a) Using a factoring line

Business owners should consider using a factoring line to settle a transaction with a high gross margin. When used correctly, this can minmise your costs or be used to provide additional working capital. These benefits don’t apply to every transaction and should be examined individually.

4. Costs

The cost of a purchase order financing transaction varies based on the transaction’s size, risk, and duration. The average cost is 3% – 4% per 30 days. Transactions can be prorated to account for longer or shorter durations.

5. Sample transaction

In this section, we showed a simplified transaction example. Assume that ABC Supplies Inc. is a small distributor of electronic products to large retailers. They purchase their goods from an overseas supplier called ACME Corp, which is based in an Asian country.

ABC Supplies gets a $1,000,000 CAD purchase order from Super Store, a major retailer. ABC Supplies secures a quote from ACME Corp to buy the products for $650,000 CAD. This transaction has a 40% gross margin and is very profitable.

ABC Supplies has one problem that is typical in these situations. ACME Corp wants to be prepaid for the goods. Unfortunately, ABC Supplies does not have the funds to cover the prepayment cost.

Consequently, ABC Supplies decides to use a purchase order financing facility. They are quoted a price of 3% per 30 days, prorated at 0.10% daily. Their gross margins can cover the expected cost, so ABC Supplies moves forward with the transaction.

a) Transaction flow

Day 1: ABC Supplies places an order with ACME Corp for $600,000 worth of electronics. ACME Corp requests a prepayment, so the purchase order financing company opens a Letter of Credit in favor of ACME Corp. The LOC, which was opened with a well-known bank, guarantees payment once ACME Corp fulfills the order.

Days 2- 23: ACME Corp sources all components and manufactures the electronic goods. This process takes a few weeks. By day 23, the order is ready for inspection.

Day 24 – 29: The goods are inspected by a third-party inspection company. The inspection company reviews the order, examines product samples, and ensures they work according to the specifications. The order passes inspection, and a certificate of inspection is issued.

Day 30: The supplier ships the goods to Canada using a 3PL company.

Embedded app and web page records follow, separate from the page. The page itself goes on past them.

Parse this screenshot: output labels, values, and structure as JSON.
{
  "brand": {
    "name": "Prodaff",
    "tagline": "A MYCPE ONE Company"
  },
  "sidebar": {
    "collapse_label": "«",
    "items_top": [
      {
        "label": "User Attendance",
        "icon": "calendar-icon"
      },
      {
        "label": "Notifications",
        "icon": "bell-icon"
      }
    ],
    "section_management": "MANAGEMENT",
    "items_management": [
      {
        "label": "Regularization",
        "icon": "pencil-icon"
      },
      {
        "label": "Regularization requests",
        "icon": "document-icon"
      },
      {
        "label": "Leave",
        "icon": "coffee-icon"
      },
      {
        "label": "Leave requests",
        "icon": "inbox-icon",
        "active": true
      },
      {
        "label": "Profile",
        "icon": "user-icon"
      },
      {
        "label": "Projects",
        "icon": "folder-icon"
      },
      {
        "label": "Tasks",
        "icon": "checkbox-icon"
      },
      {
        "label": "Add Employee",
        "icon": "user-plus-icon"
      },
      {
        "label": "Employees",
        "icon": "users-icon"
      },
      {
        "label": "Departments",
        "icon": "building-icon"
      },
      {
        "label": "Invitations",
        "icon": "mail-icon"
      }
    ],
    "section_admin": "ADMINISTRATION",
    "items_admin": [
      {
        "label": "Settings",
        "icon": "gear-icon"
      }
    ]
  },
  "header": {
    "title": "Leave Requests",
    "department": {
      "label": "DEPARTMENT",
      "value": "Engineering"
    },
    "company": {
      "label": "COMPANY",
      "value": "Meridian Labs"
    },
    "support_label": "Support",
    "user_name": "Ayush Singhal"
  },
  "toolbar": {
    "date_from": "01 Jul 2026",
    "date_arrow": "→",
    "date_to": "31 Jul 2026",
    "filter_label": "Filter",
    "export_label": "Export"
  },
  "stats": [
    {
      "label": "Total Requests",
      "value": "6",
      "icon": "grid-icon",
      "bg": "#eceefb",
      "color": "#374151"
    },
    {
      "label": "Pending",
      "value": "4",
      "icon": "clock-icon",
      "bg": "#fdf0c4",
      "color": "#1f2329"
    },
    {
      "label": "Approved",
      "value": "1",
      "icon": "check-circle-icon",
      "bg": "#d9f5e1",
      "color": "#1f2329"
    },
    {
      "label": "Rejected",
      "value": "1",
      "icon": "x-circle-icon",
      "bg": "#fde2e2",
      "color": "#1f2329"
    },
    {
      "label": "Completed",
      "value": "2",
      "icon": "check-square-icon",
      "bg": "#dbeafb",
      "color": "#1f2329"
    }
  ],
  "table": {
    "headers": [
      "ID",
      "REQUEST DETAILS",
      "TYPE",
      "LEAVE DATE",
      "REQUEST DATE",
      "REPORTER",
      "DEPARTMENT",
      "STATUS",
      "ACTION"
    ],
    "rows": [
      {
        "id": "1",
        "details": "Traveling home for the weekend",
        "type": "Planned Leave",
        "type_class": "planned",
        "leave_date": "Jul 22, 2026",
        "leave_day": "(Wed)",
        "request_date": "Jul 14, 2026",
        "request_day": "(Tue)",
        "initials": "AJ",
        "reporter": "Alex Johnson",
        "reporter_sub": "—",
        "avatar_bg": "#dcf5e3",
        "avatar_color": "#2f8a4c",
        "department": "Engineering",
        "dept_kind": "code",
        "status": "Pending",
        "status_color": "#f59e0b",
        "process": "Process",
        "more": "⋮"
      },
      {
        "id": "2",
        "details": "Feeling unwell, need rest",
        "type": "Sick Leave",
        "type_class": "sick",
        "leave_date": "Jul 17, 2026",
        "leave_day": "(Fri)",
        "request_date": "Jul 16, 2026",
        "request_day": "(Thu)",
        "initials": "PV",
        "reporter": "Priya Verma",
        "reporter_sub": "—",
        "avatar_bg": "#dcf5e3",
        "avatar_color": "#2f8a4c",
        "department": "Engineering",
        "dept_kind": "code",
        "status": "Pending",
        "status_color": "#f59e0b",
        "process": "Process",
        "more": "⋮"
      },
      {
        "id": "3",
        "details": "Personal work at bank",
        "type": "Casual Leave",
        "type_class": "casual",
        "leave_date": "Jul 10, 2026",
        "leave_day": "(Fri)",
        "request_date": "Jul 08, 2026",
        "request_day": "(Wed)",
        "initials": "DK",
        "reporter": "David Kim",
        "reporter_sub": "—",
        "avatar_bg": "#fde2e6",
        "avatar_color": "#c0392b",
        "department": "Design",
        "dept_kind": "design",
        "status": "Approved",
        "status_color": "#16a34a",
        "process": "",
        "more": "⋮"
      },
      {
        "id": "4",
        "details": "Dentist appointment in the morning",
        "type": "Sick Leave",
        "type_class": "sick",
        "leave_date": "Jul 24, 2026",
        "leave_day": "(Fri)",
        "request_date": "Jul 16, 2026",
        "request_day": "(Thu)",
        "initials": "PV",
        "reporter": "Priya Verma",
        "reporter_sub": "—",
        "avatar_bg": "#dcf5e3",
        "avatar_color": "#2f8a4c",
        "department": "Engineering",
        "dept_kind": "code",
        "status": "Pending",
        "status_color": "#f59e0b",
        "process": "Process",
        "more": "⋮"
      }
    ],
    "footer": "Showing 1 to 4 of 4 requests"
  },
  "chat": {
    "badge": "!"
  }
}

Day 60: The order arrives at Super Store’s warehouse and is accepted by their receiving department. ABC Supplies issues an invoice for $1,000,000 payable on Net-30 terms. ABC Supplies has decides to settle the transaction directly with the PO financing company.

Day 90: Super Store pays the invoice by wire transfer. The transaction settles as follows:

  • Invoice amount: $1,000,000
  • Supplier payment: $650,000
  • Financing fee: $58,500
  • Total due to client: $291,500

The financing fee is calculated by multiplying the percentage, the number of days, and supplier cost. In this case, it is $650,000 x 90 days x 0.10% per day = $58,500.

The following table shows the transaction details and how they were calculated.

PO financing transaction settlement

Note that this example has been simplified to illustrate how the product works. A similar transaction using factoring to settle the line would have a different settlement process.

6. Should you use PO financing?

You should always consult a financial professional if you are unsure if purchase order financing fits your transaction well. In our experience, purchase order financing works well if the following are true:

  • Transaction’s gross margin exceeds 30%
  • Your product has a broad market
  • You are familiar with the product vendor
  • Transaction is open for less than 100 days

7. Provincial differences

Purchase order financing is generally available to companies in all provinces. However, few companies have the capability to work with companies based in Quebec.

This is due to the differences in how collateral is secured. Collateral in Quebec is secured with a Hypothèque instead of PPSAs. Hypothèque have different legal requirements than PPSA and require specialised knowledge. Companies based in Quebec should evaluate their funding partners carefully to ensure they have experience working in the province.

Get more information

Are you looking for purchase order financing? We are a leading finance company in Canada and can provide you with a competitive quote. For information, get an online quote or call (877) 300 3258.